**PROBLEM REQUIREMENTS:** If a line in the records below contains the word "icon", return that line.

---------- PROVIDED ENTRIES

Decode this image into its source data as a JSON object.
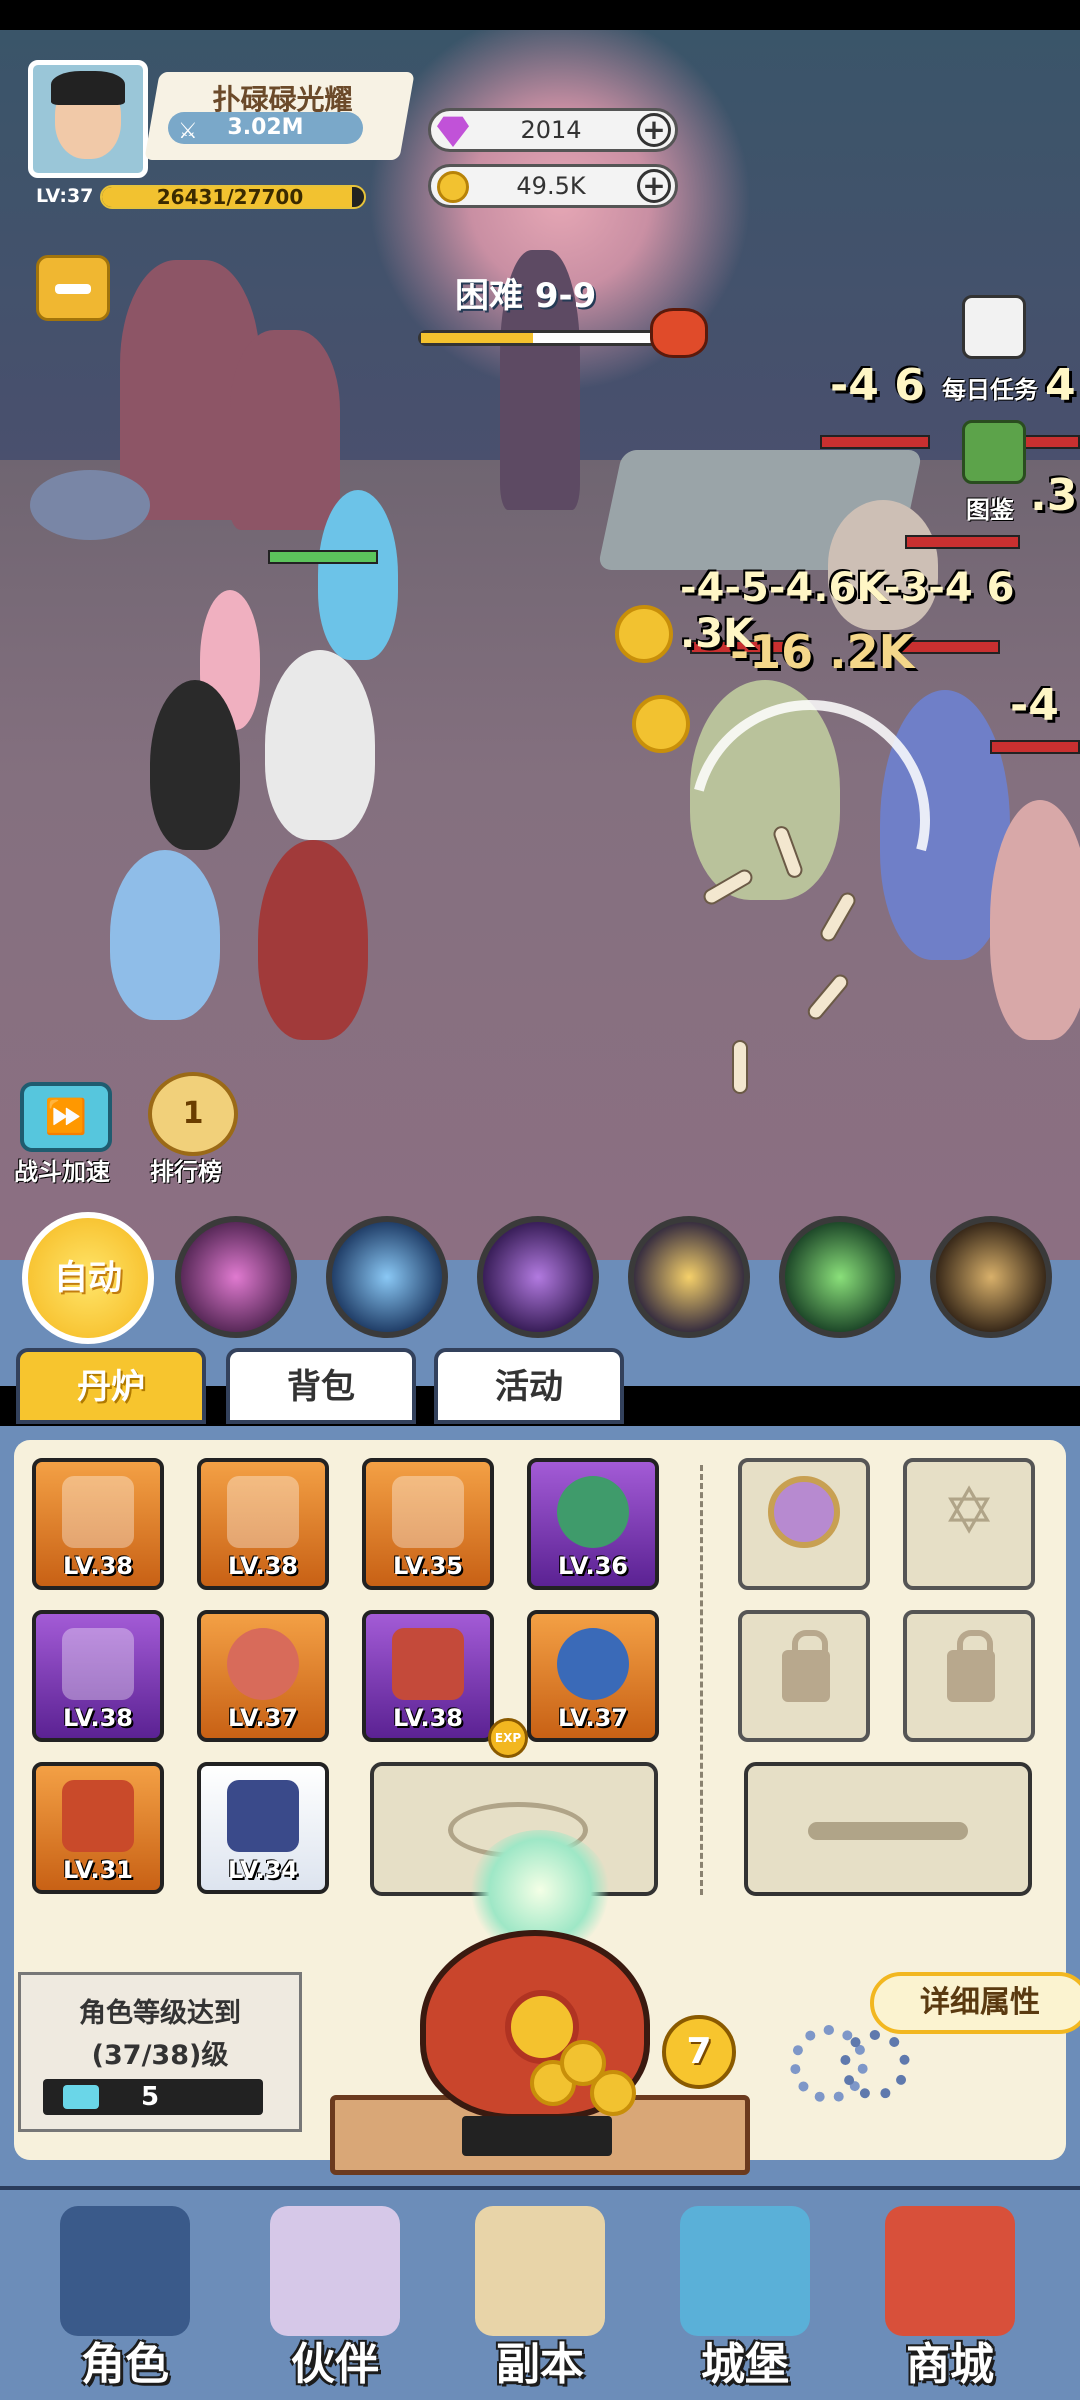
{
  "player": {
    "name": "扑碌碌光耀",
    "power": "3.02M",
    "level": "LV:37",
    "exp_text": "26431/27700",
    "exp_fraction": 0.954
  },
  "currency": [
    {
      "name": "gem",
      "value": "2014",
      "icon": "diamond-icon",
      "color": "#c152d8"
    },
    {
      "name": "coin",
      "value": "49.5K",
      "icon": "coin-icon",
      "color": "#f2c230"
    }
  ],
  "stage": {
    "label": "困难 9-9",
    "progress": 0.48
  },
  "side_buttons": {
    "daily_tasks": "每日任务",
    "codex": "图鉴"
  },
  "damage_numbers": [
    "-4 6",
    "4",
    ".3",
    "-4-5-4.6K-3-4 6 .3K",
    "-16 .2K",
    "-4"
  ],
  "battle_controls": {
    "speed": "战斗加速",
    "ranking": "排行榜",
    "ranking_badge": "1"
  },
  "auto_label": "自动",
  "skills": [
    "vortex-skill",
    "spirit-skill",
    "shadow-skill",
    "thunder-skill",
    "wind-skill",
    "earth-skill"
  ],
  "tabs": [
    "丹炉",
    "背包",
    "活动"
  ],
  "equipment": [
    {
      "level": "LV.38",
      "rarity": "orange",
      "icon": "sword-icon"
    },
    {
      "level": "LV.38",
      "rarity": "orange",
      "icon": "cloak-icon"
    },
    {
      "level": "LV.35",
      "rarity": "orange",
      "icon": "armor-icon"
    },
    {
      "level": "LV.36",
      "rarity": "purple",
      "icon": "jade-orb-icon"
    },
    {
      "level": "LV.38",
      "rarity": "purple",
      "icon": "blade-icon"
    },
    {
      "level": "LV.37",
      "rarity": "orange",
      "icon": "shield-icon"
    },
    {
      "level": "LV.38",
      "rarity": "purple",
      "icon": "bead-whip-icon"
    },
    {
      "level": "LV.37",
      "rarity": "orange",
      "icon": "amulet-icon"
    },
    {
      "level": "LV.31",
      "rarity": "orange",
      "icon": "claw-icon"
    },
    {
      "level": "LV.34",
      "rarity": "white",
      "icon": "boots-icon"
    }
  ],
  "exp_badge": "EXP",
  "requirement": {
    "line1": "角色等级达到",
    "line2": "(37/38)级",
    "ticket_count": "5"
  },
  "detail_button": "详细属性",
  "furnace_badge": "7",
  "nav": [
    "角色",
    "伙伴",
    "副本",
    "城堡",
    "商城"
  ]
}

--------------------

**RESULT OF THE TASK:**
      "icon": "diamond-icon",
      "icon": "coin-icon",
      "icon": "sword-icon"
      "icon": "cloak-icon"
      "icon": "armor-icon"
      "icon": "jade-orb-icon"
      "icon": "blade-icon"
      "icon": "shield-icon"
      "icon": "bead-whip-icon"
      "icon": "amulet-icon"
      "icon": "claw-icon"
      "icon": "boots-icon"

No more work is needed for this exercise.